While countries with record inflation, such as Austria and especially Germany, are more and more keen to see a turnaround in interest rates by the European Central Bank (ECB) in order to dampen inflation, the situation in highly indebted countries such as Italy and France is very different: Here consumer prices have only risen slowly .
At first, the past year had started rather harmlessly. Consumer prices rose by a slight 0.8 percent in January 2021 in the euro zone. The ECB, whose official inflation target is an annual inflation rate averaging two percent, remained optimistic and expected an annual average inflation rate of 0.9 percent. But then it turned out differently. The ECB should have to revise its forecast upwards several times. As early as May, the euro area had reached two percent, and from the summer things went in quick succession: the price increase was three percent in August, and in December it had finally reached a record level of five percent.
The average over the entire year 2021 was 2.6 percent, which clearly missed the stated goal of an average of two percent. It will hardly be any different this year. Only recently it was the ECB itself that raised its inflation forecast for 2022 to 3.2 percent. The pressure on the ECB to raise its interest rates is also increasing. In addition to Austria, this is what all other countries want (see graphic). In Austria, the average inflation rate of 2.8 percent is well above the euro average.

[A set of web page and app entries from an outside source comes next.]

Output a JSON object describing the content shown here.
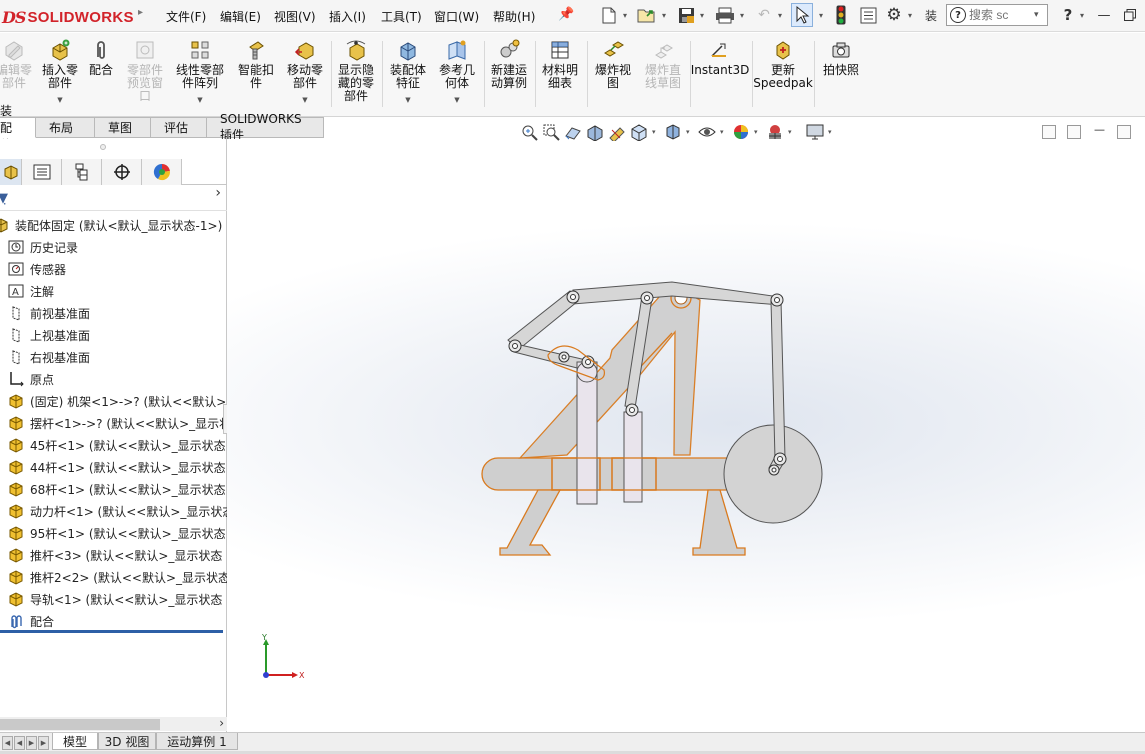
{
  "app": {
    "logo_mark": "DS",
    "logo_text": "SOLIDWORKS"
  },
  "menu": [
    {
      "label": "文件(F)"
    },
    {
      "label": "编辑(E)"
    },
    {
      "label": "视图(V)"
    },
    {
      "label": "插入(I)"
    },
    {
      "label": "工具(T)"
    },
    {
      "label": "窗口(W)"
    },
    {
      "label": "帮助(H)"
    }
  ],
  "quick_access": {
    "icons": [
      "new-document-icon",
      "open-icon",
      "save-icon",
      "print-icon",
      "undo-icon",
      "select-icon",
      "rebuild-traffic-light-icon",
      "file-properties-icon",
      "options-gear-icon"
    ],
    "truncated_label": "装",
    "search_placeholder": "搜索 sc",
    "help": "?"
  },
  "ribbon": {
    "buttons": [
      {
        "label": "编辑零\n部件",
        "icon": "edit-component-icon",
        "enabled": false
      },
      {
        "label": "插入零\n部件",
        "icon": "insert-component-icon",
        "enabled": true,
        "dropdown": true
      },
      {
        "label": "配合",
        "icon": "mate-paperclip-icon",
        "enabled": true
      },
      {
        "label": "零部件\n预览窗\n口",
        "icon": "component-preview-icon",
        "enabled": false
      },
      {
        "label": "线性零部\n件阵列",
        "icon": "linear-pattern-icon",
        "enabled": true,
        "dropdown": true
      },
      {
        "label": "智能扣\n件",
        "icon": "smart-fasteners-icon",
        "enabled": true
      },
      {
        "label": "移动零\n部件",
        "icon": "move-component-icon",
        "enabled": true,
        "dropdown": true
      },
      {
        "label": "显示隐\n藏的零\n部件",
        "icon": "show-hidden-icon",
        "enabled": true
      },
      {
        "label": "装配体\n特征",
        "icon": "assembly-features-icon",
        "enabled": true,
        "dropdown": true
      },
      {
        "label": "参考几\n何体",
        "icon": "reference-geometry-icon",
        "enabled": true,
        "dropdown": true
      },
      {
        "label": "新建运\n动算例",
        "icon": "new-motion-study-icon",
        "enabled": true
      },
      {
        "label": "材料明\n细表",
        "icon": "bill-of-materials-icon",
        "enabled": true
      },
      {
        "label": "爆炸视\n图",
        "icon": "exploded-view-icon",
        "enabled": true
      },
      {
        "label": "爆炸直\n线草图",
        "icon": "explode-line-sketch-icon",
        "enabled": false
      },
      {
        "label": "Instant3D",
        "icon": "instant3d-icon",
        "enabled": true
      },
      {
        "label": "更新\nSpeedpak",
        "icon": "speedpak-icon",
        "enabled": true
      },
      {
        "label": "拍快照",
        "icon": "snapshot-camera-icon",
        "enabled": true
      }
    ]
  },
  "tabs": [
    {
      "label": "装配体",
      "active": true
    },
    {
      "label": "布局"
    },
    {
      "label": "草图"
    },
    {
      "label": "评估"
    },
    {
      "label": "SOLIDWORKS 插件"
    }
  ],
  "feature_manager": {
    "tabs": [
      "feature-manager-icon",
      "property-manager-icon",
      "configuration-manager-icon",
      "dimxpert-icon",
      "display-manager-icon"
    ],
    "root": "装配体固定 (默认<默认_显示状态-1>)",
    "items": [
      {
        "label": "历史记录",
        "icon": "history-icon"
      },
      {
        "label": "传感器",
        "icon": "sensors-icon"
      },
      {
        "label": "注解",
        "icon": "annotations-icon"
      },
      {
        "label": "前视基准面",
        "icon": "plane-icon"
      },
      {
        "label": "上视基准面",
        "icon": "plane-icon"
      },
      {
        "label": "右视基准面",
        "icon": "plane-icon"
      },
      {
        "label": "原点",
        "icon": "origin-icon"
      },
      {
        "label": "(固定) 机架<1>->? (默认<<默认>_",
        "icon": "part-icon"
      },
      {
        "label": "摆杆<1>->? (默认<<默认>_显示状",
        "icon": "part-icon"
      },
      {
        "label": "45杆<1> (默认<<默认>_显示状态",
        "icon": "part-icon"
      },
      {
        "label": "44杆<1> (默认<<默认>_显示状态",
        "icon": "part-icon"
      },
      {
        "label": "68杆<1> (默认<<默认>_显示状态",
        "icon": "part-icon"
      },
      {
        "label": "动力杆<1> (默认<<默认>_显示状态",
        "icon": "part-icon"
      },
      {
        "label": "95杆<1> (默认<<默认>_显示状态",
        "icon": "part-icon"
      },
      {
        "label": "推杆<3> (默认<<默认>_显示状态 1",
        "icon": "part-icon"
      },
      {
        "label": "推杆2<2> (默认<<默认>_显示状态",
        "icon": "part-icon"
      },
      {
        "label": "导轨<1> (默认<<默认>_显示状态 1",
        "icon": "part-icon"
      },
      {
        "label": "配合",
        "icon": "mates-icon"
      }
    ]
  },
  "viewport": {
    "triad": {
      "x": "X",
      "y": "Y"
    },
    "highlight_color": "#d97a1e",
    "part_fill": "#cfcfcf"
  },
  "bottom_tabs": [
    {
      "label": "模型",
      "active": true
    },
    {
      "label": "3D 视图"
    },
    {
      "label": "运动算例 1"
    }
  ]
}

Great Britain and the Czech Republic have already increased their key interest rates, but the key interest rate in the euro area remains at zero. The fact that this will not change so quickly is primarily due to the comparatively highly indebted countries such as Italy, which would find it difficult to cope with a turnaround in interest rates – to the detriment of Austria. “Due to the large differences in price developments, monetary policy for the entire euro area is difficult,” says Agenda Austria economist Heike Lehner. “However, it is time that the ECB, like the other major central banks, initiated an exit from the policy of cheap money so that inflation could return to its target of two percent”.